*** Opening of INFORMATION GIVEN ***
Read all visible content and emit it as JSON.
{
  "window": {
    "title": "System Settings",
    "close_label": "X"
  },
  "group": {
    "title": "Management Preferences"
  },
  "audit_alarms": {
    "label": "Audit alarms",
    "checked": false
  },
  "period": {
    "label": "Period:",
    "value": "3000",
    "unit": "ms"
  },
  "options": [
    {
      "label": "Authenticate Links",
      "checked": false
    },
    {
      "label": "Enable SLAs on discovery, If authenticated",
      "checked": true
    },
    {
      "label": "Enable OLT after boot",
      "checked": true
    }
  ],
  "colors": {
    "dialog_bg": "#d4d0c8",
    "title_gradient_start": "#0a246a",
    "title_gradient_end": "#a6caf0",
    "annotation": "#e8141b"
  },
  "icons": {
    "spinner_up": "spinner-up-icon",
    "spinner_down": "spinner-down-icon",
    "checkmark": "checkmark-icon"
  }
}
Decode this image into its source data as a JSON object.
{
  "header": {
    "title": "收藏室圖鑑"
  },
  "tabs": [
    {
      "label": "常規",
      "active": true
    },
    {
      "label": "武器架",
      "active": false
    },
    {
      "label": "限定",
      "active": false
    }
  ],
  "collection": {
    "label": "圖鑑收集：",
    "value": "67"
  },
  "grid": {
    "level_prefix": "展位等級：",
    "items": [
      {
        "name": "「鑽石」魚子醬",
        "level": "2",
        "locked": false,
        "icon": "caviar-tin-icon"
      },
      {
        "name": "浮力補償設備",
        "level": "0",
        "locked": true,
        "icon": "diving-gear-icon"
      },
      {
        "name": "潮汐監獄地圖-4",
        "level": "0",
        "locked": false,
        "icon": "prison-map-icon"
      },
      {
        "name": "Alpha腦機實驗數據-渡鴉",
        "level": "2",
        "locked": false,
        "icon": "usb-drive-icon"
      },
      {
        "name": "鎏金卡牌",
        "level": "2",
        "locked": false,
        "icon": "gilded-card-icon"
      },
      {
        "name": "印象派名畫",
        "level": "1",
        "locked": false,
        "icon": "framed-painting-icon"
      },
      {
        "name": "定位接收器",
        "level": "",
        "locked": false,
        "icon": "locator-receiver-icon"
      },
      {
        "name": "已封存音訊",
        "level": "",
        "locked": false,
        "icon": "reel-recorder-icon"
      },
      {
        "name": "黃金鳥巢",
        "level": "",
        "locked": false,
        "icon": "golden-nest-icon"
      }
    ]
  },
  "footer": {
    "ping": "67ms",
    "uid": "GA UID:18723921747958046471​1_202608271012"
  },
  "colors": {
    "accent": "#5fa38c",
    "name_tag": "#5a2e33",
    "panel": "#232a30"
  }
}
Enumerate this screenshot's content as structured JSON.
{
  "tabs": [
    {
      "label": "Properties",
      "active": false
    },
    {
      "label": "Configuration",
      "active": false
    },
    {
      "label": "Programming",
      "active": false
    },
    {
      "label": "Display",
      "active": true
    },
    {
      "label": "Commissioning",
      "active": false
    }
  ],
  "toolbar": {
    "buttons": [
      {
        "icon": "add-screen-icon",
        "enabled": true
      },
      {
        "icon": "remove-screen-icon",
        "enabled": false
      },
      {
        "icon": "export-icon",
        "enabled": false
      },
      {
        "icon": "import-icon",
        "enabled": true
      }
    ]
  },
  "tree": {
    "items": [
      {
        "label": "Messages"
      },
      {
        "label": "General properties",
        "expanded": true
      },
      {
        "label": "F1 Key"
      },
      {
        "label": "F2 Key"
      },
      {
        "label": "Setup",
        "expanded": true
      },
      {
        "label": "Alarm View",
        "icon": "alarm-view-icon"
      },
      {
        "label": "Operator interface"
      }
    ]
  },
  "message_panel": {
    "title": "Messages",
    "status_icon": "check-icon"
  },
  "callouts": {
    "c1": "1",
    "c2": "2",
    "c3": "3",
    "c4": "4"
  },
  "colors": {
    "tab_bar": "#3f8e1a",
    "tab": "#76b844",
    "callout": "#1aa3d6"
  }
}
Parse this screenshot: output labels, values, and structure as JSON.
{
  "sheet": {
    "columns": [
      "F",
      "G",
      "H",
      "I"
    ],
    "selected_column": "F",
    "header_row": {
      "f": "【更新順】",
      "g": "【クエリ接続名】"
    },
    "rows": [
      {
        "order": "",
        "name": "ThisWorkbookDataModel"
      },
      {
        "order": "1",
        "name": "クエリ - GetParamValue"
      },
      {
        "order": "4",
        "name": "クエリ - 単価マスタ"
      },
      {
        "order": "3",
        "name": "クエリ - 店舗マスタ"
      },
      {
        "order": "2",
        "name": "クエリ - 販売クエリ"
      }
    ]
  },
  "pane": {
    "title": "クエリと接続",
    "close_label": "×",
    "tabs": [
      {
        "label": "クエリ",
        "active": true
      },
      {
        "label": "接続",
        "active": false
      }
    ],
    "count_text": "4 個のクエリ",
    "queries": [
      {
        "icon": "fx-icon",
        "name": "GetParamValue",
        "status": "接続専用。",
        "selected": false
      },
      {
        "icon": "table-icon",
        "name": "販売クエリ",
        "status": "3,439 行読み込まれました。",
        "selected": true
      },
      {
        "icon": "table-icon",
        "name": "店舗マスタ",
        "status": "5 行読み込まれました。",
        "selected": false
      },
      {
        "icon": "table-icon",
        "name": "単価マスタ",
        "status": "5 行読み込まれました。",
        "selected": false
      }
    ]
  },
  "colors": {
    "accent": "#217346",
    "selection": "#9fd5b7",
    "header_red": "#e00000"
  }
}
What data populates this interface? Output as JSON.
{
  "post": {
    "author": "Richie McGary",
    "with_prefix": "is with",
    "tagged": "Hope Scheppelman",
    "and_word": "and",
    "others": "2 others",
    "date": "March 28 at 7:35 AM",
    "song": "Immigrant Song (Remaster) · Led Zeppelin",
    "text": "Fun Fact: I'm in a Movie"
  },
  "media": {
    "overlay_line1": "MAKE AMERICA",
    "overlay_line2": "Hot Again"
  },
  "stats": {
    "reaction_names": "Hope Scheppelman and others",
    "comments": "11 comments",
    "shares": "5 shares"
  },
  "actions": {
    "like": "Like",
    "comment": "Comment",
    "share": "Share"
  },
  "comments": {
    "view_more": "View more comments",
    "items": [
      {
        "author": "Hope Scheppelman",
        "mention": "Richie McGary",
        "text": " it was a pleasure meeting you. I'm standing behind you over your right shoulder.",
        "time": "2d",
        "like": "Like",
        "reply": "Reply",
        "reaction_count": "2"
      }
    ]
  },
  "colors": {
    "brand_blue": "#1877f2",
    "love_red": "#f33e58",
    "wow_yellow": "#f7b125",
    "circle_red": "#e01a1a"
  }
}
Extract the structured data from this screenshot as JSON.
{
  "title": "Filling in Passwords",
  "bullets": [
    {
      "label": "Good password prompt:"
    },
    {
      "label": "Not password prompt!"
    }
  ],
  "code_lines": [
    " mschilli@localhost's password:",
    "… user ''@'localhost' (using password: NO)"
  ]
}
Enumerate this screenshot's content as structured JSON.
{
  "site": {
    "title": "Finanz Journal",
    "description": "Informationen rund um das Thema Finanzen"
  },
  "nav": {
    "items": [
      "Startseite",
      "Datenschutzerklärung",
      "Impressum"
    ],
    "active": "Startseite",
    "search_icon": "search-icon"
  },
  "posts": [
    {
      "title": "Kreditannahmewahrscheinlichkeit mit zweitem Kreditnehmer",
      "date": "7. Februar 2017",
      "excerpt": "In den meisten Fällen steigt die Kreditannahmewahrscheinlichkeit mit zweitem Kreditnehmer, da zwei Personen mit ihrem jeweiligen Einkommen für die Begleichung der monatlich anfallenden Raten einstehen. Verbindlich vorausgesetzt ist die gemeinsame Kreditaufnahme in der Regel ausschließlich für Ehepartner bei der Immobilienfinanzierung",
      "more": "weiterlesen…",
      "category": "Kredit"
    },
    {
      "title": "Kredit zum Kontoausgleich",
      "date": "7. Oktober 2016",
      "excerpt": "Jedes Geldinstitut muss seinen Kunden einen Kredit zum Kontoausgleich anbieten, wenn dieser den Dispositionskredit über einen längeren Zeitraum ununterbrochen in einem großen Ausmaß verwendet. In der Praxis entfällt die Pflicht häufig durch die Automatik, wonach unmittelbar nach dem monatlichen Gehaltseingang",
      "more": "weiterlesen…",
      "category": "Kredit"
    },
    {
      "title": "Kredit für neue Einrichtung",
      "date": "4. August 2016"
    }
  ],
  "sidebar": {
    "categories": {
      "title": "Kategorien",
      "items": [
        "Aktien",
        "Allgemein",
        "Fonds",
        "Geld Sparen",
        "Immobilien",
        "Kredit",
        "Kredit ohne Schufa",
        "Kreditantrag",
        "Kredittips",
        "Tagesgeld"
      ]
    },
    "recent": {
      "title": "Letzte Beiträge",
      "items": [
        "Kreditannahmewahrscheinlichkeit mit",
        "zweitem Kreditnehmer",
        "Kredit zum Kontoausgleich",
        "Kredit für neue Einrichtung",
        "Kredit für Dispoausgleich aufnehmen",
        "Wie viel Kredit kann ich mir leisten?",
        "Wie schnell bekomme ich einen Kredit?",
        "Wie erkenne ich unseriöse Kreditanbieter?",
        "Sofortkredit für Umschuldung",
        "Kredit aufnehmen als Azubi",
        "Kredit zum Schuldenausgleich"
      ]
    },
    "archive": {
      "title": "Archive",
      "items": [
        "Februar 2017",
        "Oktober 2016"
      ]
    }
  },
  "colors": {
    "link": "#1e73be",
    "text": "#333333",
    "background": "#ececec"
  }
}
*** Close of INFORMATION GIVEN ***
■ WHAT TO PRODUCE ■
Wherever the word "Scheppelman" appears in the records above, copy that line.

■ RESULT FOR THIS EXERCISE ■
    "tagged": "Hope Scheppelman",
    "reaction_names": "Hope Scheppelman and others",
        "author": "Hope Scheppelman",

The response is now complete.